Outcry in Corsica against French state following attempted murder of Yvan Colonna

Corsican parties, groups hold French authorities responsible for attack on prisoner

Gathering in support of Colonna, Wednesday 2 March.
Gathering in support of Colonna, Wednesday 2 March. Author: Core in Fronte
Corsican political prisoner Yvan Colonna is in a coma in a very serious condition after another prisoner strangled him on Wednesday 2nd in a prison in the Occitan city of Arles. The attack has provoked the indignation of Corsican parties and movements, who hold the French state responsible.

The French judicial police are investigating the attack on Colonna as “attempted murder.” The man, Franck Elong Abé, 36, has a long criminal record. He was serving a sentence in France after being arrested in Afghanistan. According to French newspaper Libération, the aggressor allegedly strangled Colonna after the Corsican prisoner had uttered a “blasphemy.”

Yvan Colonna is a Corsican nationalist activist sentenced to life imprisonment in 2007 for the murder of prefect Claude Érignac. Colonna has always maintained his innocence. Corsican nationalism considers that there were political motivations in his trial.

Current Corsican president Gilles Simeoni was the lawyer who defended Colonna. Simeoni said today in an interview to France Info that Corsican prisoners “had been designated as targets by radical Islamist networks” and that he himself had warned all “prime ministers and government interlocutors” since 2016.

Harsh accusations against French authorities

Corsican parties have been unanimous in their reactions against the French authorities, whom they accuse of having neglected Colonna’s safety.

Femu en Corsica, Simeoni’s party, speaks of an “irrefutable responsibility” of the “French state.” Corsica’s ruling pro-autonomy party recalls that elected representatives and associations alike have insistently demanded that Colonna be transferred to a prison in Corsica. “Had [Colonna’s] right” to be brought back to a Corsican prison “been applied,” the party’s communiqué reads, this “drama would not have taken place.” “Instead,” the statement goes on, “the [French] state’s logic of revenge, implemented for more than two decades, has today found its most disastrous culmination.”

More explicit are the two main Corsican pro-independence parties, Core in Fronte and Femu en Corsica, which are sharing the slogan “Statu francese assassinu” (“French state assassin”) and are calling for a protest in Ajaccio on Saturday 5, under the same motto.

In an even louder tone, the Corsican political prisoners’ support association, Associu Sulidarità, has asked the French state whether “the goal” was “[Colonna’s] death in prison.”

The Corsican Nation Party has meanwhile voiced worries about a possible “mission” by Elong Abé against Colonna. “The political situation is extremely serious,” the pro-autonomy party said.

Rallies in several towns

As soon as the incident in prison became known, the Corsican nationalist movement held several protest rallies in the main towns of Corsica.

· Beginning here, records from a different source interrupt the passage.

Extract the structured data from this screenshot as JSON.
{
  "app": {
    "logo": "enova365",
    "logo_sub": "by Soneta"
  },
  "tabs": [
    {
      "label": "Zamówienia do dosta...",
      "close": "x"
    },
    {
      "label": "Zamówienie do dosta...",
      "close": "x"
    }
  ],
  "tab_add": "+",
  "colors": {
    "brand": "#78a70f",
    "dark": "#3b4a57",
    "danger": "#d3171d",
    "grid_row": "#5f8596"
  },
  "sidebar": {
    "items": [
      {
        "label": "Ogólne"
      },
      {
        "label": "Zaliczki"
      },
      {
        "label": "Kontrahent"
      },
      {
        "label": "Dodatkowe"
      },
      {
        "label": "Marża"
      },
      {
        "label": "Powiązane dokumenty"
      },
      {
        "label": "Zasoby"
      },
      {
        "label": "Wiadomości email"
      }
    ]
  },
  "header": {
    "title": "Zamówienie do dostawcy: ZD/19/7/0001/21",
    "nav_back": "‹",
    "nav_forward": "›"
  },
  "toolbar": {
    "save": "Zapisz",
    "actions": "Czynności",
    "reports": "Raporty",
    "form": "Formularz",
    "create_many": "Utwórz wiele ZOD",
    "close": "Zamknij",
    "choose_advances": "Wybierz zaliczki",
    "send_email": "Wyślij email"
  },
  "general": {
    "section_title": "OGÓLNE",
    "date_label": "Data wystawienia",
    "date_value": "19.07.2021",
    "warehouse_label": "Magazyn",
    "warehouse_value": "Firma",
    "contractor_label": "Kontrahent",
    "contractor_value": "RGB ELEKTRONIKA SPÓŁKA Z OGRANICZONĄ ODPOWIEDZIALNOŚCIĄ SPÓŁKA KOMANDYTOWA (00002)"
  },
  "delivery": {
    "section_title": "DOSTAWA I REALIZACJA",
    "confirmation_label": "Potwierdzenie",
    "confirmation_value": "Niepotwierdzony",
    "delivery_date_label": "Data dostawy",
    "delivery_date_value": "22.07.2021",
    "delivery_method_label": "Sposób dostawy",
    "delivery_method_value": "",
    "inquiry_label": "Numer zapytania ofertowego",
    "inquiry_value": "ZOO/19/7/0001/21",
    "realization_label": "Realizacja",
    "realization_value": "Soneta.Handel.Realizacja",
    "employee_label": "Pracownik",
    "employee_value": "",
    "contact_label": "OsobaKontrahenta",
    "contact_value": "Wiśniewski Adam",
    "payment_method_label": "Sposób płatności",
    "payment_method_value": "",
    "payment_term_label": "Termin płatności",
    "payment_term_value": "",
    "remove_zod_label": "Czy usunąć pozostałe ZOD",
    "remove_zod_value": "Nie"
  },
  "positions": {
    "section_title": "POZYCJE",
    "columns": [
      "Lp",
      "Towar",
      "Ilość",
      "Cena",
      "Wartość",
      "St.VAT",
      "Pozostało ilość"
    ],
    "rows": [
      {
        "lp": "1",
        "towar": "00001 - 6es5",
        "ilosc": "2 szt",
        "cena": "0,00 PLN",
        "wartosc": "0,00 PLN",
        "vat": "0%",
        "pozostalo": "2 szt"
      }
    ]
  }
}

Hundreds of members of the Corsican movement met Thursday 3 to discuss the situation and called a demonstration for Sunday 6 in Corti, Corsica’s historic capital.

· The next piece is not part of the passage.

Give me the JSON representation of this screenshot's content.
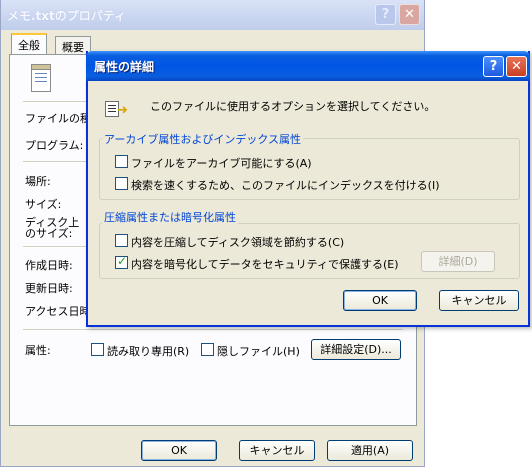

The French state’s refusal to bring political prisoners back to Corsican prisons is one more of several systematic refusals from Paris to the Corsican nationalists in recent years. Corsican nationalist parties, which have won three consecutive elections to the Corsican Assembly since 2015 with an increasingly high percentage of support, are demanding legislative autonomy, the co-official status of the Corsican language, and the approval of a resident status. The French government has repeatedly ruled out all three measures.